**REQUIRED WORK:**
Set down all the records below, word for word.
WORKING DATA section start
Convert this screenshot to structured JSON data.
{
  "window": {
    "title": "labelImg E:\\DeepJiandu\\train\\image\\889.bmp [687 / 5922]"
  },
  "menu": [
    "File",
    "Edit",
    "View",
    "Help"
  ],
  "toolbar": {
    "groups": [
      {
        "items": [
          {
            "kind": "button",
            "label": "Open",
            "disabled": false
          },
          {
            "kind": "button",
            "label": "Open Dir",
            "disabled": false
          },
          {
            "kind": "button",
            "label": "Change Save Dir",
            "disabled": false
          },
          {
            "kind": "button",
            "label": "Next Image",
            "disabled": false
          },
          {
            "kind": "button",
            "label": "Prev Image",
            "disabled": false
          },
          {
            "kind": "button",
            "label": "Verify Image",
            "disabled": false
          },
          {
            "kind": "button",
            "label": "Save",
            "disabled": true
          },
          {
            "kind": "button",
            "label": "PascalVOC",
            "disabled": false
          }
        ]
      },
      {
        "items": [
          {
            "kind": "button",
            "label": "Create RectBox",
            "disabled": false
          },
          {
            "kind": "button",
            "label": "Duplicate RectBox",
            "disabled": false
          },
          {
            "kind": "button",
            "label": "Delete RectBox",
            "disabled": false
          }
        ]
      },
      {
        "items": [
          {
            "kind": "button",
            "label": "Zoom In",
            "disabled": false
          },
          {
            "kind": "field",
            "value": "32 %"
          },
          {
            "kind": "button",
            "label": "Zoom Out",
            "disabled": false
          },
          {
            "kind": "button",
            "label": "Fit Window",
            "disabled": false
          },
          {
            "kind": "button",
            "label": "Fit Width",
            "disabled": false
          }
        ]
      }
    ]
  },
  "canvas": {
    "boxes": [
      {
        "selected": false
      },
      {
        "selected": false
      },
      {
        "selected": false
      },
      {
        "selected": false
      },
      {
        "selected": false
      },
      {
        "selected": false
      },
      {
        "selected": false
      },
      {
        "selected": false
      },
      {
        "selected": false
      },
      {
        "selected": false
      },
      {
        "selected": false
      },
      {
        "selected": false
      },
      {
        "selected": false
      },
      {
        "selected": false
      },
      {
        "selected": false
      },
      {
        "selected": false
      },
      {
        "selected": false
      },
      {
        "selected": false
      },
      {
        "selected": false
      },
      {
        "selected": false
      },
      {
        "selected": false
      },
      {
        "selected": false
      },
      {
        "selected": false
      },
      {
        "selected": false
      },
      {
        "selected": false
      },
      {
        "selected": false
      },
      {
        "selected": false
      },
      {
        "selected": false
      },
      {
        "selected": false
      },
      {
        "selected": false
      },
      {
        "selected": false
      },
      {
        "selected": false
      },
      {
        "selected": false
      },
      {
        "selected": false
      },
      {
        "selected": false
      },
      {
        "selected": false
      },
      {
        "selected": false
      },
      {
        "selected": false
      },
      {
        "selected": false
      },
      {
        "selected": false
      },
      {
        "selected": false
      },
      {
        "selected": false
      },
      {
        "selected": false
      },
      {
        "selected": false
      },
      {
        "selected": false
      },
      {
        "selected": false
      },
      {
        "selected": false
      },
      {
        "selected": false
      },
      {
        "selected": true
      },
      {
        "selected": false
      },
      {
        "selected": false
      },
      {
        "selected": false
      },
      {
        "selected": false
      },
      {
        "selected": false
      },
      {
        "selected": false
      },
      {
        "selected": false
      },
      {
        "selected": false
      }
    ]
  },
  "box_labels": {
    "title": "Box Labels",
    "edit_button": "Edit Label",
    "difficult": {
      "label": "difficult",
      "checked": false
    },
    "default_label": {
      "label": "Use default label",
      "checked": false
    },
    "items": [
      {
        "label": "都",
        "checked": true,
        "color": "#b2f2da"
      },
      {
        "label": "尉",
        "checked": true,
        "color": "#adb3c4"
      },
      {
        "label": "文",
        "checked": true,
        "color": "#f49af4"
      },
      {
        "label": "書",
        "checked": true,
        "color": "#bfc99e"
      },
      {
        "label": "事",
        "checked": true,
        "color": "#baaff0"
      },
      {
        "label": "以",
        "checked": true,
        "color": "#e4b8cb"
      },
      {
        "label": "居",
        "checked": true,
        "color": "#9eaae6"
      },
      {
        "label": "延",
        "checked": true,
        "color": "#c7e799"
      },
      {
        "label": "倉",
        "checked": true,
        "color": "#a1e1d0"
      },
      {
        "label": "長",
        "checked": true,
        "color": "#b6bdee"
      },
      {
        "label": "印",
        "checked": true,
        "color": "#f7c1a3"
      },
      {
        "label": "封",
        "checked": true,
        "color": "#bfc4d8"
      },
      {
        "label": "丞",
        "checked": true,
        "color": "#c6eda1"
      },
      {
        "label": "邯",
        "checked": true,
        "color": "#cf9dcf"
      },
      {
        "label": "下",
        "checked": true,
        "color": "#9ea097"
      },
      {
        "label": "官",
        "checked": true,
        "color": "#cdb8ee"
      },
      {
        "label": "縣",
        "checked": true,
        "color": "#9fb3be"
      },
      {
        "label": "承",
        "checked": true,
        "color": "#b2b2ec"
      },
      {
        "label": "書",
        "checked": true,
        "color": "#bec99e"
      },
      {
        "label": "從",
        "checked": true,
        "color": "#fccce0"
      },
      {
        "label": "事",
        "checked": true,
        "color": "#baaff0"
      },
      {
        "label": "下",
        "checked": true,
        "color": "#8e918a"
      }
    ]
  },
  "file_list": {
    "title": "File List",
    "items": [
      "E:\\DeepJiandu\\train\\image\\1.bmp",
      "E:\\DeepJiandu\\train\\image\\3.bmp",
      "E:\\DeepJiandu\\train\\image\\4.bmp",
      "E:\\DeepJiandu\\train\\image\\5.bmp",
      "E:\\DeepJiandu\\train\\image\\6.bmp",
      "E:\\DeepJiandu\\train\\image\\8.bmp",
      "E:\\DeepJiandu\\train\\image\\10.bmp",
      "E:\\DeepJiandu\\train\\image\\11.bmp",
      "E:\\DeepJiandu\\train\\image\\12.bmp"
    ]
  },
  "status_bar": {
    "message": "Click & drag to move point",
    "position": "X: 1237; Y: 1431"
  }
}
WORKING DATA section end
**PROBLEM SOLUTION:**
Convert this screenshot to structured JSON data.
{
  "window": {
    "title": "labelImg E:\\DeepJiandu\\train\\image\\889.bmp [687 / 5922]"
  },
  "menu": [
    "File",
    "Edit",
    "View",
    "Help"
  ],
  "toolbar": {
    "groups": [
      {
        "items": [
          {
            "kind": "button",
            "label": "Open",
            "disabled": false
          },
          {
            "kind": "button",
            "label": "Open Dir",
            "disabled": false
          },
          {
            "kind": "button",
            "label": "Change Save Dir",
            "disabled": false
          },
          {
            "kind": "button",
            "label": "Next Image",
            "disabled": false
          },
          {
            "kind": "button",
            "label": "Prev Image",
            "disabled": false
          },
          {
            "kind": "button",
            "label": "Verify Image",
            "disabled": false
          },
          {
            "kind": "button",
            "label": "Save",
            "disabled": true
          },
          {
            "kind": "button",
            "label": "PascalVOC",
            "disabled": false
          }
        ]
      },
      {
        "items": [
          {
            "kind": "button",
            "label": "Create RectBox",
            "disabled": false
          },
          {
            "kind": "button",
            "label": "Duplicate RectBox",
            "disabled": false
          },
          {
            "kind": "button",
            "label": "Delete RectBox",
            "disabled": false
          }
        ]
      },
      {
        "items": [
          {
            "kind": "button",
            "label": "Zoom In",
            "disabled": false
          },
          {
            "kind": "field",
            "value": "32 %"
          },
          {
            "kind": "button",
            "label": "Zoom Out",
            "disabled": false
          },
          {
            "kind": "button",
            "label": "Fit Window",
            "disabled": false
          },
          {
            "kind": "button",
            "label": "Fit Width",
            "disabled": false
          }
        ]
      }
    ]
  },
  "canvas": {
    "boxes": [
      {
        "selected": false
      },
      {
        "selected": false
      },
      {
        "selected": false
      },
      {
        "selected": false
      },
      {
        "selected": false
      },
      {
        "selected": false
      },
      {
        "selected": false
      },
      {
        "selected": false
      },
      {
        "selected": false
      },
      {
        "selected": false
      },
      {
        "selected": false
      },
      {
        "selected": false
      },
      {
        "selected": false
      },
      {
        "selected": false
      },
      {
        "selected": false
      },
      {
        "selected": false
      },
      {
        "selected": false
      },
      {
        "selected": false
      },
      {
        "selected": false
      },
      {
        "selected": false
      },
      {
        "selected": false
      },
      {
        "selected": false
      },
      {
        "selected": false
      },
      {
        "selected": false
      },
      {
        "selected": false
      },
      {
        "selected": false
      },
      {
        "selected": false
      },
      {
        "selected": false
      },
      {
        "selected": false
      },
      {
        "selected": false
      },
      {
        "selected": false
      },
      {
        "selected": false
      },
      {
        "selected": false
      },
      {
        "selected": false
      },
      {
        "selected": false
      },
      {
        "selected": false
      },
      {
        "selected": false
      },
      {
        "selected": false
      },
      {
        "selected": false
      },
      {
        "selected": false
      },
      {
        "selected": false
      },
      {
        "selected": false
      },
      {
        "selected": false
      },
      {
        "selected": false
      },
      {
        "selected": false
      },
      {
        "selected": false
      },
      {
        "selected": false
      },
      {
        "selected": false
      },
      {
        "selected": true
      },
      {
        "selected": false
      },
      {
        "selected": false
      },
      {
        "selected": false
      },
      {
        "selected": false
      },
      {
        "selected": false
      },
      {
        "selected": false
      },
      {
        "selected": false
      },
      {
        "selected": false
      }
    ]
  },
  "box_labels": {
    "title": "Box Labels",
    "edit_button": "Edit Label",
    "difficult": {
      "label": "difficult",
      "checked": false
    },
    "default_label": {
      "label": "Use default label",
      "checked": false
    },
    "items": [
      {
        "label": "都",
        "checked": true,
        "color": "#b2f2da"
      },
      {
        "label": "尉",
        "checked": true,
        "color": "#adb3c4"
      },
      {
        "label": "文",
        "checked": true,
        "color": "#f49af4"
      },
      {
        "label": "書",
        "checked": true,
        "color": "#bfc99e"
      },
      {
        "label": "事",
        "checked": true,
        "color": "#baaff0"
      },
      {
        "label": "以",
        "checked": true,
        "color": "#e4b8cb"
      },
      {
        "label": "居",
        "checked": true,
        "color": "#9eaae6"
      },
      {
        "label": "延",
        "checked": true,
        "color": "#c7e799"
      },
      {
        "label": "倉",
        "checked": true,
        "color": "#a1e1d0"
      },
      {
        "label": "長",
        "checked": true,
        "color": "#b6bdee"
      },
      {
        "label": "印",
        "checked": true,
        "color": "#f7c1a3"
      },
      {
        "label": "封",
        "checked": true,
        "color": "#bfc4d8"
      },
      {
        "label": "丞",
        "checked": true,
        "color": "#c6eda1"
      },
      {
        "label": "邯",
        "checked": true,
        "color": "#cf9dcf"
      },
      {
        "label": "下",
        "checked": true,
        "color": "#9ea097"
      },
      {
        "label": "官",
        "checked": true,
        "color": "#cdb8ee"
      },
      {
        "label": "縣",
        "checked": true,
        "color": "#9fb3be"
      },
      {
        "label": "承",
        "checked": true,
        "color": "#b2b2ec"
      },
      {
        "label": "書",
        "checked": true,
        "color": "#bec99e"
      },
      {
        "label": "從",
        "checked": true,
        "color": "#fccce0"
      },
      {
        "label": "事",
        "checked": true,
        "color": "#baaff0"
      },
      {
        "label": "下",
        "checked": true,
        "color": "#8e918a"
      }
    ]
  },
  "file_list": {
    "title": "File List",
    "items": [
      "E:\\DeepJiandu\\train\\image\\1.bmp",
      "E:\\DeepJiandu\\train\\image\\3.bmp",
      "E:\\DeepJiandu\\train\\image\\4.bmp",
      "E:\\DeepJiandu\\train\\image\\5.bmp",
      "E:\\DeepJiandu\\train\\image\\6.bmp",
      "E:\\DeepJiandu\\train\\image\\8.bmp",
      "E:\\DeepJiandu\\train\\image\\10.bmp",
      "E:\\DeepJiandu\\train\\image\\11.bmp",
      "E:\\DeepJiandu\\train\\image\\12.bmp"
    ]
  },
  "status_bar": {
    "message": "Click & drag to move point",
    "position": "X: 1237; Y: 1431"
  }
}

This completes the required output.